Small Enough for Every Docking iPodThe AirPlay2 is a small, thin rectangle that is the same width as the iPod Nano. It comes in white or black too. The Dock Connector is off-center to accommodate the style of the Nano. You can still use the AirPlay2 with any dockable iPod, it just sits a little off to the side. I actually tested it with an iPod photo 60GB.
After finagling around with the dial, I finally located an empty FM station between 88.1 and107.9. I expected that hollow sound I had experienced with most other FM transmitters, but hoped I’d have both channels work without any ancillary whine or noise. What I heard was radio-quality, clear sound, and no noise. What a joy! I was able to hear my iPod over my car radio with the AirPlay2 even when, to my surprise, a radio station broadcast came through as I drove from MA to NH. I wouldn’t even have known there was an active station if I hadn’t shut off the iPod before turning off the radio.
There are numerous convenient features and user-configurable settings on the AirPlay2. First, it has a pass-through Dock Connector, so you can use a 30-pin car charger of your choosing or not. Second, you can store up to three radio station frequencies, so that switching stations is a simple button push. Third, if you do experience interference, you can switch from stereo to mono mode to help reduce extraneous noise. The white numbers on the blue LCD display, although large compared to other FM transmitters, are still hard to read while you’re driving. I suggest you pull over if you need to fiddle with the transmitter while driving.
Not Perfect, but CloseThe AirPlay2 also comes with a dashboard mount meant for use only with the iPod Nano. Without a mount for my heavier iPod, I used my passenger seat indents, but found that the AirPlay2 disconnected itself when I went over large bumps in the road. At this time of year, with new frost heaves on many northeast highways, unexpected bumps are common and reconnecting the transmitter is just dangerous while driving. This is probably only a problem with the heavier iPods. Interestingly enough, the Speck iPod MobileCharge, I paired with the AirPlay, had a much more secure hold on the pass-through Dock Connector, and it has a complementary blue power light.
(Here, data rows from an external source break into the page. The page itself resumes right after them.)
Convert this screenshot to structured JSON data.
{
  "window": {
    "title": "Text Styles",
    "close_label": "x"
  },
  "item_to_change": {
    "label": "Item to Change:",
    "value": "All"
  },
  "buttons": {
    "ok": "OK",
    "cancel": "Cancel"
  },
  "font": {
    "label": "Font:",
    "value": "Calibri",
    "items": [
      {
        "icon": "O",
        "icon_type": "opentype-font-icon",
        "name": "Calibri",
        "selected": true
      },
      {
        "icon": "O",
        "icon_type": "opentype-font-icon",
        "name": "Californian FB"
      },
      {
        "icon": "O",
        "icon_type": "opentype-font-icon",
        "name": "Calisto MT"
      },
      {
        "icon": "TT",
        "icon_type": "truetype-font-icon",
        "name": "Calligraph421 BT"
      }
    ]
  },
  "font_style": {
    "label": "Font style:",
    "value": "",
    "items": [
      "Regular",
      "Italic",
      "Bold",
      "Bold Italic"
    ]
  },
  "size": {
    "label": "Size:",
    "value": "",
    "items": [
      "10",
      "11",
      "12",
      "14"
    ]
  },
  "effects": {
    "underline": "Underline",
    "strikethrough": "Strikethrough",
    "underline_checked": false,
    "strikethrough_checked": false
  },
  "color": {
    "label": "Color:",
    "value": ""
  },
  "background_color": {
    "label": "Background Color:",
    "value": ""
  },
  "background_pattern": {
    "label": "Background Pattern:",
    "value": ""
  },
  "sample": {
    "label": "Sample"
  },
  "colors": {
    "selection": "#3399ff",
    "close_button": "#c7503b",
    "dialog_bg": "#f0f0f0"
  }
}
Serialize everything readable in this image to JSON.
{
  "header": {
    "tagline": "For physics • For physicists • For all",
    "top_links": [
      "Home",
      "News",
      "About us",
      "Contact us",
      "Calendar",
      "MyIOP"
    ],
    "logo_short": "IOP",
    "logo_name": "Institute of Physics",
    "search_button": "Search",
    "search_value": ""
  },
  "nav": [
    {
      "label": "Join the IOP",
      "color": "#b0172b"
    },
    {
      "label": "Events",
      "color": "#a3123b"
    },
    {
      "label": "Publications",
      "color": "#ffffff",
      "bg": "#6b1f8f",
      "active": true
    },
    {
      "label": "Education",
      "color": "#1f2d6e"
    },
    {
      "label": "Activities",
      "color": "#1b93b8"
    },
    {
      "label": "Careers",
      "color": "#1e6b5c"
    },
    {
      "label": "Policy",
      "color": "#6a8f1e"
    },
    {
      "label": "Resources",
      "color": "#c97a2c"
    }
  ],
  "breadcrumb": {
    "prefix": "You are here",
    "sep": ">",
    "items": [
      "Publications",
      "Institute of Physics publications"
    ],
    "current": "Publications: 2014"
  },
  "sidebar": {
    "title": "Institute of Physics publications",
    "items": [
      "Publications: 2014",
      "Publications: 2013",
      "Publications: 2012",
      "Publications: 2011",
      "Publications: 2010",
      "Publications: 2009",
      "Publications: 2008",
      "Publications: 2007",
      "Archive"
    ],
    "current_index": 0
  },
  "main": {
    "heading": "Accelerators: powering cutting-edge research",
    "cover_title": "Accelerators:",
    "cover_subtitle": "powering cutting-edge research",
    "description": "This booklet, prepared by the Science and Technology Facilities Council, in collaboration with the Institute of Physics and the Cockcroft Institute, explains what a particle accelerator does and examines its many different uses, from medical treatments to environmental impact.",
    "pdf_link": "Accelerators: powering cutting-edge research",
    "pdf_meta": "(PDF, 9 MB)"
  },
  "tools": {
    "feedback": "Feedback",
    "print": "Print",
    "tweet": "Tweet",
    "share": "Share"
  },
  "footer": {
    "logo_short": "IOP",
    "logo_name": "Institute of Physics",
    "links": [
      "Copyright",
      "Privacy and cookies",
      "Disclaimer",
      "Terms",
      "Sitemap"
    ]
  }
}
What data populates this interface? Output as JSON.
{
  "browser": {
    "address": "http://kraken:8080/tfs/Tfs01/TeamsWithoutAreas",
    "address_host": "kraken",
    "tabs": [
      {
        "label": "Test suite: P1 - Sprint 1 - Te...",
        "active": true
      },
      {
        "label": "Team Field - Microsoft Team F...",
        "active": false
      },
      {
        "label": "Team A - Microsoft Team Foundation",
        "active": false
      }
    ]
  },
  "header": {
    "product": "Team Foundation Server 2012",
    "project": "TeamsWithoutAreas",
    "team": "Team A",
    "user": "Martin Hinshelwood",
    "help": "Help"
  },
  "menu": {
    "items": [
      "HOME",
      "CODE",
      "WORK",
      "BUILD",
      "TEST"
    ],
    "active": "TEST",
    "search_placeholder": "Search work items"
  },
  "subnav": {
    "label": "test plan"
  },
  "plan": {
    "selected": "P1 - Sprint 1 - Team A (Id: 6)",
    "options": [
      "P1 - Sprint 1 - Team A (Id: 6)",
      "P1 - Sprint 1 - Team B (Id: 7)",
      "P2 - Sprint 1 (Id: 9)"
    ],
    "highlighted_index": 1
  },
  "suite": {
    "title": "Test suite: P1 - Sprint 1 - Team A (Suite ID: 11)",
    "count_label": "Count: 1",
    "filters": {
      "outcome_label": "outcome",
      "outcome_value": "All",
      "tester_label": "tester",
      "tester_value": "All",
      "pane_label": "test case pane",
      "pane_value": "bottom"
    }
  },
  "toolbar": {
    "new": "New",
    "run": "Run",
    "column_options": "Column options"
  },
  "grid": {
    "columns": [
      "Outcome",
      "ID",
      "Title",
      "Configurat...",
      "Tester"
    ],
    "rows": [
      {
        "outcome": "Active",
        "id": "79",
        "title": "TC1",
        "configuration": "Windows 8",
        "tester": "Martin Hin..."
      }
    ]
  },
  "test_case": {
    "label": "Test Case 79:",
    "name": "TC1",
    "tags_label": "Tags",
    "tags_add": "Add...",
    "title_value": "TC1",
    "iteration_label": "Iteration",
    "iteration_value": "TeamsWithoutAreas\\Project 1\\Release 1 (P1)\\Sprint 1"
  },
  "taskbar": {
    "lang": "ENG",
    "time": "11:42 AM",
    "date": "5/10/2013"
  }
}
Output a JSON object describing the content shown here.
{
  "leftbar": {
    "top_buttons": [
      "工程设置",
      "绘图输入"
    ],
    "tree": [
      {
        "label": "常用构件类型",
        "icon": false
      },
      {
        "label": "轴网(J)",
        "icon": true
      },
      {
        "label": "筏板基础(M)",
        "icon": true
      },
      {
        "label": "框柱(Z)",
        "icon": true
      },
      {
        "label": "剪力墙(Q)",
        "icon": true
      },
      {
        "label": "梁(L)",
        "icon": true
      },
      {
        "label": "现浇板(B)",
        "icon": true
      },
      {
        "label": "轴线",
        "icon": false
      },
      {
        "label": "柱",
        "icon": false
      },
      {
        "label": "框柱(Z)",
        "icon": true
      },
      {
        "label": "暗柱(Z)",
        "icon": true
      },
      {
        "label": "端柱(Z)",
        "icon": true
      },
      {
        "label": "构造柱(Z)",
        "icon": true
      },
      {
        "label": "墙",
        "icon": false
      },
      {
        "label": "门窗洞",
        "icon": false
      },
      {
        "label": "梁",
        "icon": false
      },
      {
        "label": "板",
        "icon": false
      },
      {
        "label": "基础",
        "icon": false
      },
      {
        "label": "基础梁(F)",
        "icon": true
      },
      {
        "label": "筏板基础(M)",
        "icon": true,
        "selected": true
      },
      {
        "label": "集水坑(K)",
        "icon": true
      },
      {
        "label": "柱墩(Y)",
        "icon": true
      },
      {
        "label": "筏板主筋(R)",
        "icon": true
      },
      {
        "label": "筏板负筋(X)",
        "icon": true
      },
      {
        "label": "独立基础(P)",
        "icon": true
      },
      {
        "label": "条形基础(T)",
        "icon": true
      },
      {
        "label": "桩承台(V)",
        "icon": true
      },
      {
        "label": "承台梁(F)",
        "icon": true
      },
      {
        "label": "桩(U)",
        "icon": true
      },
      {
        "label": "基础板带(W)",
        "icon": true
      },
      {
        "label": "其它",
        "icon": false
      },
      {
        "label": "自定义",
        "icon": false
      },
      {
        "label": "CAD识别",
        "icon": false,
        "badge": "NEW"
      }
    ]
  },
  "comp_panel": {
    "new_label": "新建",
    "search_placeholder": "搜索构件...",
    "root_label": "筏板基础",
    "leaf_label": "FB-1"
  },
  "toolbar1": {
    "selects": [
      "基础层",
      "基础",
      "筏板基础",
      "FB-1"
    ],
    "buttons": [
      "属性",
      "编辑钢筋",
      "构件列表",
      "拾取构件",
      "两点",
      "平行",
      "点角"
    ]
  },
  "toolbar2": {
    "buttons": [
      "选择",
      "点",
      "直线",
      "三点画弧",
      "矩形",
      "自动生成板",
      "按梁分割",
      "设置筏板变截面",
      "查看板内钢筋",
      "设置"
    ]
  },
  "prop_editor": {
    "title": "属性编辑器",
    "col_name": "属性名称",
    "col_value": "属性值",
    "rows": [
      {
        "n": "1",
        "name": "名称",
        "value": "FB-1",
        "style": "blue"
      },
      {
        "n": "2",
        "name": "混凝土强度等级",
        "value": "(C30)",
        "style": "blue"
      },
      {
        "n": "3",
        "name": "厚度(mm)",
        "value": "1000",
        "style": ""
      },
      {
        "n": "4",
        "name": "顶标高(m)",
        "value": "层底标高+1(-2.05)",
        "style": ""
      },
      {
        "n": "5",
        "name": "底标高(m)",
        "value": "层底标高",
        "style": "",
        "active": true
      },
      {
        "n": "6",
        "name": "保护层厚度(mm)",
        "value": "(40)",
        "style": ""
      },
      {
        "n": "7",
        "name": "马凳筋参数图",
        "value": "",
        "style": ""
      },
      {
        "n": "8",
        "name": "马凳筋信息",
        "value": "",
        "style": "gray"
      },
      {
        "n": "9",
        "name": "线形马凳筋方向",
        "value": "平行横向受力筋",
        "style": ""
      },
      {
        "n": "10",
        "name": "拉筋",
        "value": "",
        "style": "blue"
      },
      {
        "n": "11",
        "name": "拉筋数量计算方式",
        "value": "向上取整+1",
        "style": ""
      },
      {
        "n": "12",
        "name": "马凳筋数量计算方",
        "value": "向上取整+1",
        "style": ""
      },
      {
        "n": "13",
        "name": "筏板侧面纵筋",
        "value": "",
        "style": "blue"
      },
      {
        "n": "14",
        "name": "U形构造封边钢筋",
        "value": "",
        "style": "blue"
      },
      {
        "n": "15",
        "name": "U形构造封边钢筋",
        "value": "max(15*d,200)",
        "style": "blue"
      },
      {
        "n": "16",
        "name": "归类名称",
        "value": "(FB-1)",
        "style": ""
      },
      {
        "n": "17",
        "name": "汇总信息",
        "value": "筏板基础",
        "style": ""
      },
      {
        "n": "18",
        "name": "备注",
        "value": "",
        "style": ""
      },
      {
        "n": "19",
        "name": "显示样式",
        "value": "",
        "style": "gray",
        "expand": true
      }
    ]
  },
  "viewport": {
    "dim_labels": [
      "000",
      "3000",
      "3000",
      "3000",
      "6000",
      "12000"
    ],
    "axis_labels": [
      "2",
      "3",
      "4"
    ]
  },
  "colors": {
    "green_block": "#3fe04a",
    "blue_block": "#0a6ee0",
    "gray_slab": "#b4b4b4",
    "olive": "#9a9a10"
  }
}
The sound quality was adversely affected the closer the iPod was to the radio, so I couldn’t put it in my dashboard tray. When the iPod was about a foot from the radio, the sound was crystal clear, but any closer and some noise from the active radio station seeped through. I just secured my iPod on the seat, cranked up the volume, and enjoyed my harmonious music, for the first time for a full hour without incident.
The bottom line is, if you want to try an FM transmitter, and you don’t want to return product after product to your local Apple store, try the AirPlay2 first. If it works in my car, it should work great in yours.
Rating Note: Normally, I only give 5-star ratings to products that have no problems whatsoever. I was so impressed with the sound quality of XtremeMac’s AirPlay2 that I decided it was worth 5 stars, especially considering my test was done with an iPod for which the device isn’t really made.